Ken Auletta wrote a New York profile about a man who was at the height of his powers 20 years ago: Harvey Weinstein. The profile revealed his unstable and violent behavior towards some of his employees and associates.

At the time, there were rumors that Weinstein was a sexual predator, but he denied the allegations when confronted. Years later, Auletta shared her reporting notes with Ronan Farrow and finally revealed the truth about Weinstein.

For this book, movie stars, Miramax employees and board members, old friends and family — including Weinstein’s brother — spoke to Auletta at length. Even Weinstein himself answered his questions from prison.

“Remarkably Brilliant Creatures: A Novel” by Shelby Van Pelt

After her husband’s death, Tova Sullivan worked night shifts at the local aquarium. Keeping busy has always helped her cope, something she’s been doing since her 18-year-old son mysteriously disappeared on a boat over 30 years ago.

For Tova, talking to the sea creatures in the aquarium was easier than talking to humans. When she met a giant octopus living at the aquarium, she realized she knew more than anyone, and it helps her find out what happened to her son.

“Charlotte Sophia: Myth, Madness and Moor” by Tina Andrews

Before her father’s death, Princess Charlotte learned a family secret in Germany: she was of African descent. To marry well, she is forced to hide her ethnic coloring under makeup for years.

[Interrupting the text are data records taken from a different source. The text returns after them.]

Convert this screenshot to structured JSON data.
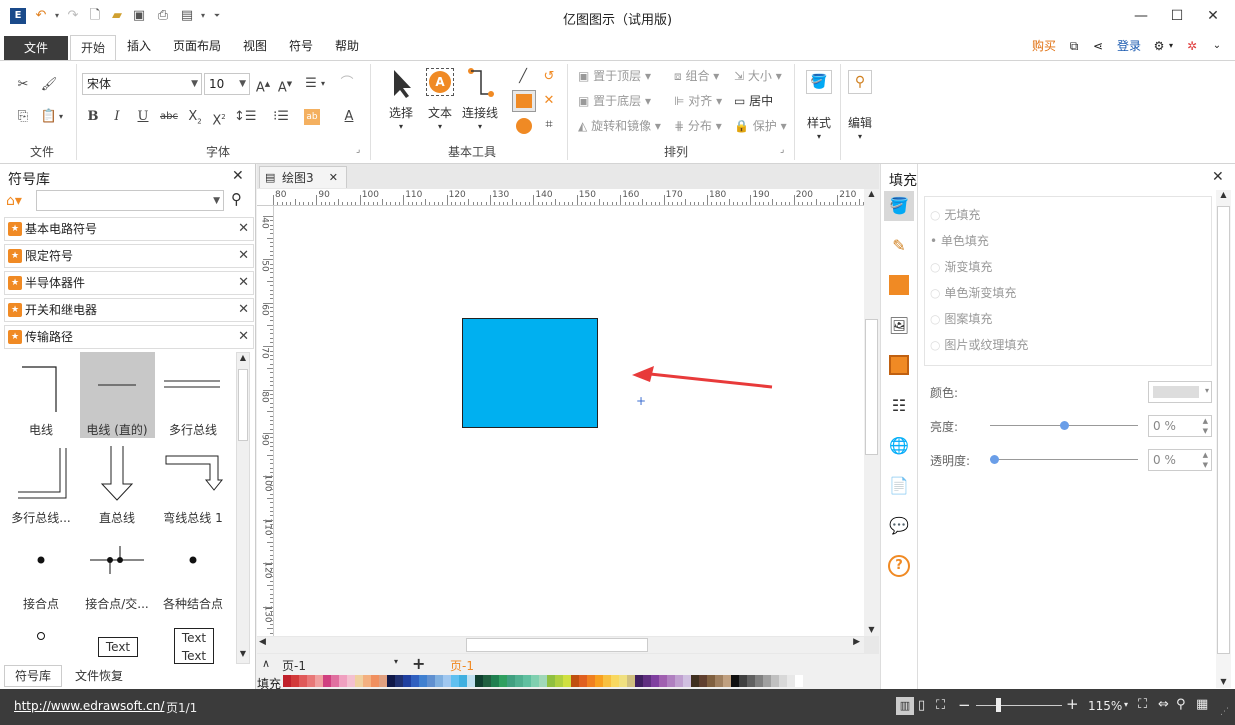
{
  "app": {
    "title": "亿图图示（试用版)"
  },
  "menu": {
    "file": "文件",
    "items": [
      "开始",
      "插入",
      "页面布局",
      "视图",
      "符号",
      "帮助"
    ],
    "right": {
      "buy": "购买",
      "login": "登录"
    }
  },
  "ribbon": {
    "font_name": "宋体",
    "font_size": "10",
    "groups": {
      "file": "文件",
      "font": "字体",
      "tools": "基本工具",
      "arrange": "排列"
    },
    "tools": {
      "select": "选择",
      "text": "文本",
      "connector": "连接线"
    },
    "arrange": {
      "bring_front": "置于顶层",
      "send_back": "置于底层",
      "rotate": "旋转和镜像",
      "group": "组合",
      "align": "对齐",
      "distribute": "分布",
      "size": "大小",
      "center": "居中",
      "protect": "保护"
    },
    "style": "样式",
    "edit": "编辑"
  },
  "library": {
    "title": "符号库",
    "sections": [
      "基本电路符号",
      "限定符号",
      "半导体器件",
      "开关和继电器",
      "传输路径"
    ],
    "shapes": [
      "电线",
      "电线 (直的)",
      "多行总线",
      "多行总线...",
      "直总线",
      "弯线总线 1",
      "接合点",
      "接合点/交...",
      "各种结合点"
    ],
    "text_shapes": [
      "Text",
      "Text",
      "Text"
    ],
    "bottom_tabs": [
      "符号库",
      "文件恢复"
    ]
  },
  "document": {
    "tab": "绘图3",
    "page_select": "页-1",
    "page_tab": "页-1",
    "fill_label": "填充"
  },
  "rulers": {
    "h": [
      "80",
      "90",
      "100",
      "110",
      "120",
      "130",
      "140",
      "150",
      "160",
      "170",
      "180",
      "190",
      "200",
      "210"
    ],
    "v": [
      "40",
      "50",
      "60",
      "70",
      "80",
      "90",
      "100",
      "110",
      "120",
      "130"
    ]
  },
  "fill": {
    "title": "填充",
    "options": [
      "无填充",
      "单色填充",
      "渐变填充",
      "单色渐变填充",
      "图案填充",
      "图片或纹理填充"
    ],
    "selected_option": "单色填充",
    "color_label": "颜色:",
    "brightness_label": "亮度:",
    "brightness_value": "0 %",
    "transparency_label": "透明度:",
    "transparency_value": "0 %",
    "brightness_level": 0.5,
    "transparency_level": 0.0
  },
  "status": {
    "url": "http://www.edrawsoft.cn/",
    "page": "页1/1",
    "zoom": "115%"
  },
  "colors": {
    "accent": "#f08a24",
    "shape_fill": "#00b0f0",
    "arrow": "#e83a3a"
  },
  "palette": [
    "#c0202a",
    "#d23a3a",
    "#e05a5a",
    "#e87878",
    "#f0a0a0",
    "#d04080",
    "#e070a0",
    "#f0a0c0",
    "#f4c0d0",
    "#f0d0a0",
    "#f4b080",
    "#f09060",
    "#e0a080",
    "#101848",
    "#203070",
    "#2040a0",
    "#3060c0",
    "#4080d0",
    "#6090d0",
    "#80b0e0",
    "#a0c8f0",
    "#60c0f0",
    "#40b0e0",
    "#c0e0f0",
    "#104030",
    "#206040",
    "#208050",
    "#30a060",
    "#40a080",
    "#50b090",
    "#60c0a0",
    "#80d0b0",
    "#a0d8b8",
    "#90c040",
    "#b0d040",
    "#d0e040",
    "#c05010",
    "#e06020",
    "#f08020",
    "#f8a020",
    "#f8c040",
    "#f8d860",
    "#f0e080",
    "#d0c080",
    "#402060",
    "#603080",
    "#8040a0",
    "#a060b0",
    "#b080c0",
    "#c0a0d0",
    "#d0c0e0",
    "#403020",
    "#604030",
    "#806040",
    "#a08060",
    "#c0a080",
    "#101010",
    "#404040",
    "#606060",
    "#808080",
    "#a0a0a0",
    "#c0c0c0",
    "#d8d8d8",
    "#e8e8e8",
    "#ffffff"
  ]
}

Charlotte has the opportunity to be the potential bride of the newly crowned King George III, but what happens when the King is in love with someone else who is forbidden to marry, or when Charlotte is forced to give up her one true love to get married? the king?

The book is filled with lust, betrayal, politics, murder and madness.

The View’s original podcast series “Behind the Table” is available for free on major listening platforms, including Apple podcast, Spotify, Amazon Music, Google Podcasts, iHeartRadio, embroiderer, To agree, Audacity and the ABC News app.